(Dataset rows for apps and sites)
=== Section Start ===

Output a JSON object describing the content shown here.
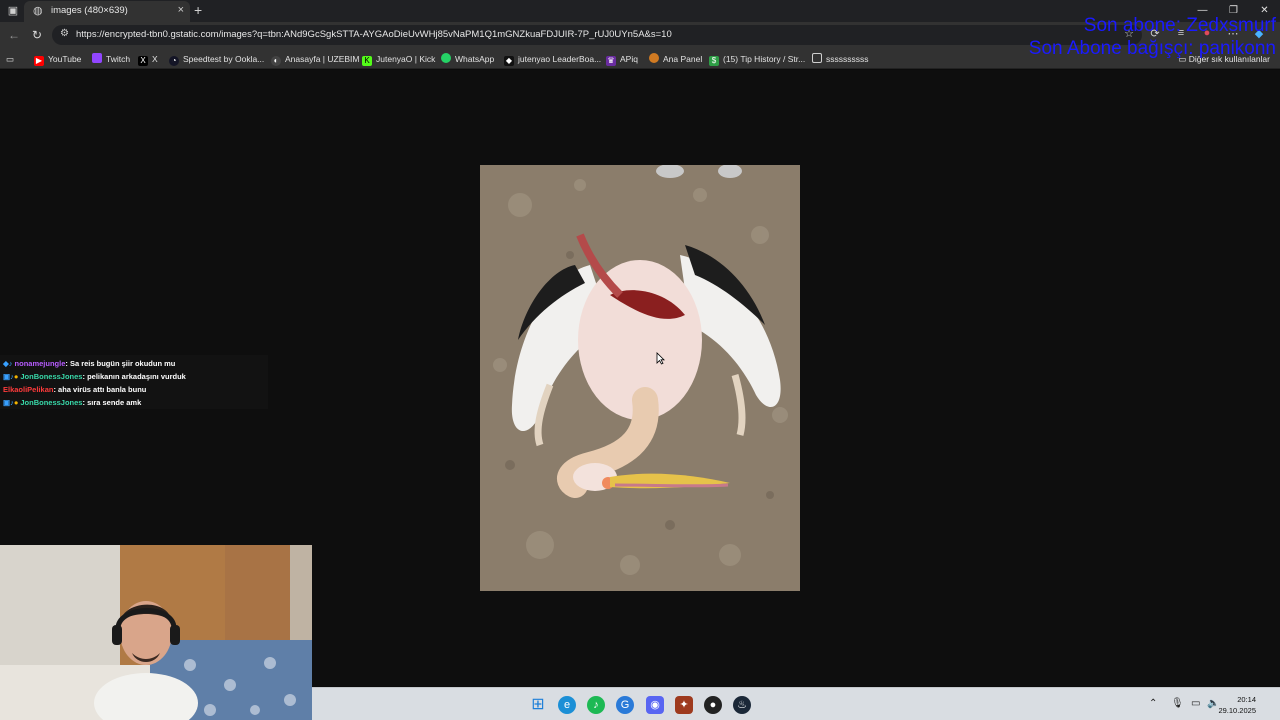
{
  "browser": {
    "tab": {
      "title": "images (480×639)",
      "close": "×"
    },
    "new_tab": "+",
    "window_controls": [
      "—",
      "❐",
      "✕"
    ],
    "url": "https://encrypted-tbn0.gstatic.com/images?q=tbn:ANd9GcSgkSTTA-AYGAoDieUvWHj85vNaPM1Q1mGNZkuaFDJUIR-7P_rUJ0UYn5A&s=10"
  },
  "bookmarks": [
    {
      "label": "YouTube",
      "icon": "youtube-icon",
      "color": "#ff0000"
    },
    {
      "label": "Twitch",
      "icon": "twitch-icon",
      "color": "#9146ff"
    },
    {
      "label": "X",
      "icon": "x-icon",
      "color": "#000000"
    },
    {
      "label": "Speedtest by Ookla...",
      "icon": "speedtest-icon",
      "color": "#141526"
    },
    {
      "label": "Anasayfa | UZEBIM",
      "icon": "uzebim-icon",
      "color": "#444444"
    },
    {
      "label": "JutenyaO | Kick",
      "icon": "kick-icon",
      "color": "#53fc18"
    },
    {
      "label": "WhatsApp",
      "icon": "whatsapp-icon",
      "color": "#25d366"
    },
    {
      "label": "jutenyao LeaderBoa...",
      "icon": "leaderboard-icon",
      "color": "#111111"
    },
    {
      "label": "APiq",
      "icon": "apiq-icon",
      "color": "#6a2ca0"
    },
    {
      "label": "Ana Panel",
      "icon": "panel-icon",
      "color": "#d07a22"
    },
    {
      "label": "(15) Tip History / Str...",
      "icon": "tip-icon",
      "color": "#2e9e46"
    },
    {
      "label": "ssssssssss",
      "icon": "folder-icon",
      "color": "#323232"
    }
  ],
  "bookmarks_other": "Diğer sık kullanılanlar",
  "overlay": {
    "line1": "Son abone: Zedxsmurf",
    "line2": "Son Abone bağışçı: panikonn"
  },
  "chat": [
    {
      "user": "nonamejungle",
      "user_color": "#b75cff",
      "message": ": Sa reis bugün şiir okudun mu"
    },
    {
      "user": "JonBonessJones",
      "user_color": "#38d9a9",
      "message": ": pelikanın arkadaşını vurduk"
    },
    {
      "user": "ElkaoliPelikan",
      "user_color": "#ff3b3b",
      "message": ": aha virüs attı banla bunu"
    },
    {
      "user": "JonBonessJones",
      "user_color": "#38d9a9",
      "message": ": sıra sende amk"
    }
  ],
  "taskbar": {
    "apps": [
      {
        "name": "start-icon",
        "color": "#1e7fd8",
        "glyph": "⊞"
      },
      {
        "name": "edge-icon",
        "color": "#1b8fd6",
        "glyph": "e"
      },
      {
        "name": "spotify-icon",
        "color": "#1db954",
        "glyph": "♪"
      },
      {
        "name": "browser-icon",
        "color": "#2a7ad8",
        "glyph": "G"
      },
      {
        "name": "discord-icon",
        "color": "#5865f2",
        "glyph": "◉"
      },
      {
        "name": "game-icon",
        "color": "#9e3a1e",
        "glyph": "✦"
      },
      {
        "name": "app-icon",
        "color": "#222222",
        "glyph": "●"
      },
      {
        "name": "steam-icon",
        "color": "#1b2838",
        "glyph": "♨"
      }
    ],
    "time": "20:14",
    "date": "29.10.2025"
  }
}
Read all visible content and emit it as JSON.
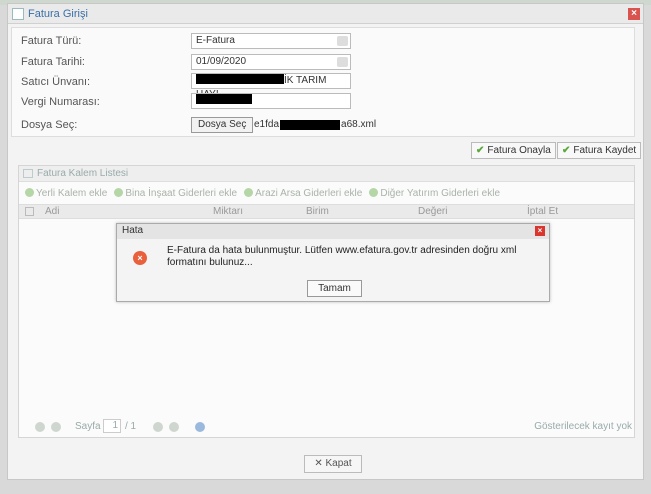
{
  "window": {
    "title": "Fatura Girişi",
    "close": "×"
  },
  "form": {
    "fatura_turu_label": "Fatura Türü:",
    "fatura_turu_value": "E-Fatura",
    "fatura_tarihi_label": "Fatura Tarihi:",
    "fatura_tarihi_value": "01/09/2020",
    "satici_label": "Satıcı Ünvanı:",
    "satici_value": "İK TARIM HAY!",
    "vergi_label": "Vergi Numarası:",
    "dosya_label": "Dosya Seç:",
    "dosya_button": "Dosya Seç",
    "dosya_name_prefix": "e1fda",
    "dosya_name_suffix": "a68.xml"
  },
  "actions": {
    "onayla": "Fatura Onayla",
    "kaydet": "Fatura Kaydet"
  },
  "list": {
    "title": "Fatura Kalem Listesi",
    "toolbar": [
      "Yerli Kalem ekle",
      "Bina İnşaat Giderleri ekle",
      "Arazi Arsa Giderleri ekle",
      "Diğer Yatırım Giderleri ekle"
    ],
    "columns": [
      "Adi",
      "Miktarı",
      "Birim",
      "Değeri",
      "İptal Et"
    ],
    "pager": {
      "page_label": "Sayfa",
      "page": "1",
      "of": "/ 1",
      "empty": "Gösterilecek kayıt yok"
    }
  },
  "kapat": "✕ Kapat",
  "dialog": {
    "title": "Hata",
    "message": "E-Fatura da hata bulunmuştur. Lütfen www.efatura.gov.tr adresinden doğru xml formatını bulunuz...",
    "ok": "Tamam"
  }
}
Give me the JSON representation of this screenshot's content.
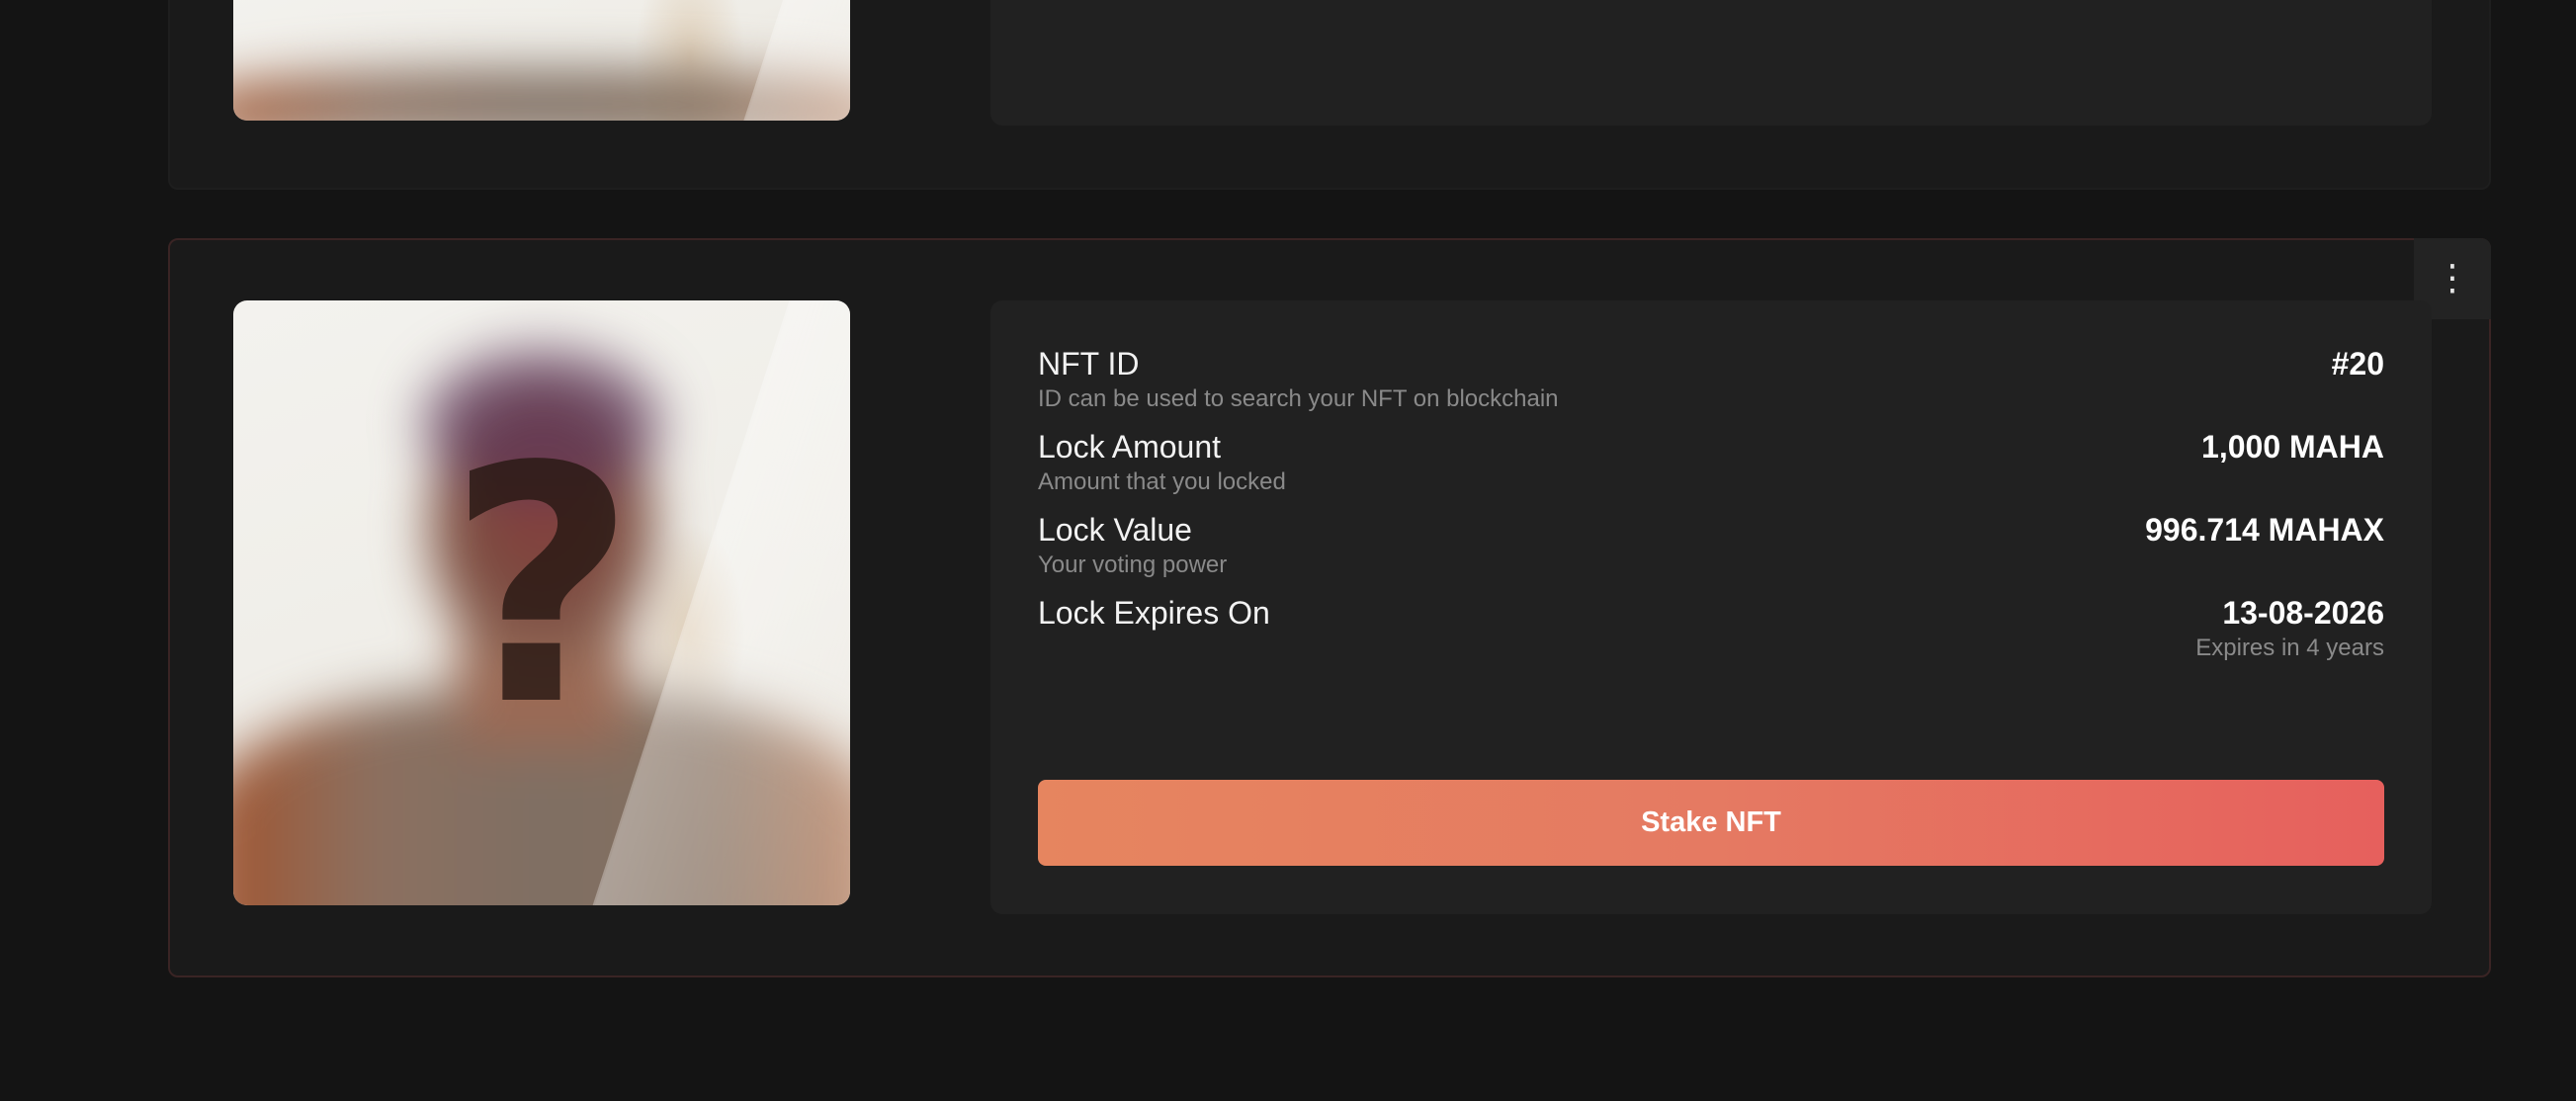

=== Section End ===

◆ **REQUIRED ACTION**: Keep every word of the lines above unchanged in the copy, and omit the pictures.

◆ **REPLY**:
Output a JSON object describing the content shown here.
{
  "browser": {
    "tab": {
      "title": "images (480×639)",
      "close": "×"
    },
    "new_tab": "+",
    "window_controls": [
      "—",
      "❐",
      "✕"
    ],
    "url": "https://encrypted-tbn0.gstatic.com/images?q=tbn:ANd9GcSgkSTTA-AYGAoDieUvWHj85vNaPM1Q1mGNZkuaFDJUIR-7P_rUJ0UYn5A&s=10"
  },
  "bookmarks": [
    {
      "label": "YouTube",
      "icon": "youtube-icon",
      "color": "#ff0000"
    },
    {
      "label": "Twitch",
      "icon": "twitch-icon",
      "color": "#9146ff"
    },
    {
      "label": "X",
      "icon": "x-icon",
      "color": "#000000"
    },
    {
      "label": "Speedtest by Ookla...",
      "icon": "speedtest-icon",
      "color": "#141526"
    },
    {
      "label": "Anasayfa | UZEBIM",
      "icon": "uzebim-icon",
      "color": "#444444"
    },
    {
      "label": "JutenyaO | Kick",
      "icon": "kick-icon",
      "color": "#53fc18"
    },
    {
      "label": "WhatsApp",
      "icon": "whatsapp-icon",
      "color": "#25d366"
    },
    {
      "label": "jutenyao LeaderBoa...",
      "icon": "leaderboard-icon",
      "color": "#111111"
    },
    {
      "label": "APiq",
      "icon": "apiq-icon",
      "color": "#6a2ca0"
    },
    {
      "label": "Ana Panel",
      "icon": "panel-icon",
      "color": "#d07a22"
    },
    {
      "label": "(15) Tip History / Str...",
      "icon": "tip-icon",
      "color": "#2e9e46"
    },
    {
      "label": "ssssssssss",
      "icon": "folder-icon",
      "color": "#323232"
    }
  ],
  "bookmarks_other": "Diğer sık kullanılanlar",
  "overlay": {
    "line1": "Son abone: Zedxsmurf",
    "line2": "Son Abone bağışçı: panikonn"
  },
  "chat": [
    {
      "user": "nonamejungle",
      "user_color": "#b75cff",
      "message": ": Sa reis bugün şiir okudun mu"
    },
    {
      "user": "JonBonessJones",
      "user_color": "#38d9a9",
      "message": ": pelikanın arkadaşını vurduk"
    },
    {
      "user": "ElkaoliPelikan",
      "user_color": "#ff3b3b",
      "message": ": aha virüs attı banla bunu"
    },
    {
      "user": "JonBonessJones",
      "user_color": "#38d9a9",
      "message": ": sıra sende amk"
    }
  ],
  "taskbar": {
    "apps": [
      {
        "name": "start-icon",
        "color": "#1e7fd8",
        "glyph": "⊞"
      },
      {
        "name": "edge-icon",
        "color": "#1b8fd6",
        "glyph": "e"
      },
      {
        "name": "spotify-icon",
        "color": "#1db954",
        "glyph": "♪"
      },
      {
        "name": "browser-icon",
        "color": "#2a7ad8",
        "glyph": "G"
      },
      {
        "name": "discord-icon",
        "color": "#5865f2",
        "glyph": "◉"
      },
      {
        "name": "game-icon",
        "color": "#9e3a1e",
        "glyph": "✦"
      },
      {
        "name": "app-icon",
        "color": "#222222",
        "glyph": "●"
      },
      {
        "name": "steam-icon",
        "color": "#1b2838",
        "glyph": "♨"
      }
    ],
    "time": "20:14",
    "date": "29.10.2025"
  }
}
Read all visible content and emit it as JSON.
{
  "window": {
    "title": "Fatura Girişi",
    "close": "×"
  },
  "form": {
    "fatura_turu_label": "Fatura Türü:",
    "fatura_turu_value": "E-Fatura",
    "fatura_tarihi_label": "Fatura Tarihi:",
    "fatura_tarihi_value": "01/09/2020",
    "satici_label": "Satıcı Ünvanı:",
    "satici_value": "İK TARIM HAY!",
    "vergi_label": "Vergi Numarası:",
    "dosya_label": "Dosya Seç:",
    "dosya_button": "Dosya Seç",
    "dosya_name_prefix": "e1fda",
    "dosya_name_suffix": "a68.xml"
  },
  "actions": {
    "onayla": "Fatura Onayla",
    "kaydet": "Fatura Kaydet"
  },
  "list": {
    "title": "Fatura Kalem Listesi",
    "toolbar": [
      "Yerli Kalem ekle",
      "Bina İnşaat Giderleri ekle",
      "Arazi Arsa Giderleri ekle",
      "Diğer Yatırım Giderleri ekle"
    ],
    "columns": [
      "Adi",
      "Miktarı",
      "Birim",
      "Değeri",
      "İptal Et"
    ],
    "pager": {
      "page_label": "Sayfa",
      "page": "1",
      "of": "/ 1",
      "empty": "Gösterilecek kayıt yok"
    }
  },
  "kapat": "✕ Kapat",
  "dialog": {
    "title": "Hata",
    "message": "E-Fatura da hata bulunmuştur. Lütfen www.efatura.gov.tr adresinden doğru xml formatını bulunuz...",
    "ok": "Tamam"
  }
}
Give me the JSON representation of this screenshot's content.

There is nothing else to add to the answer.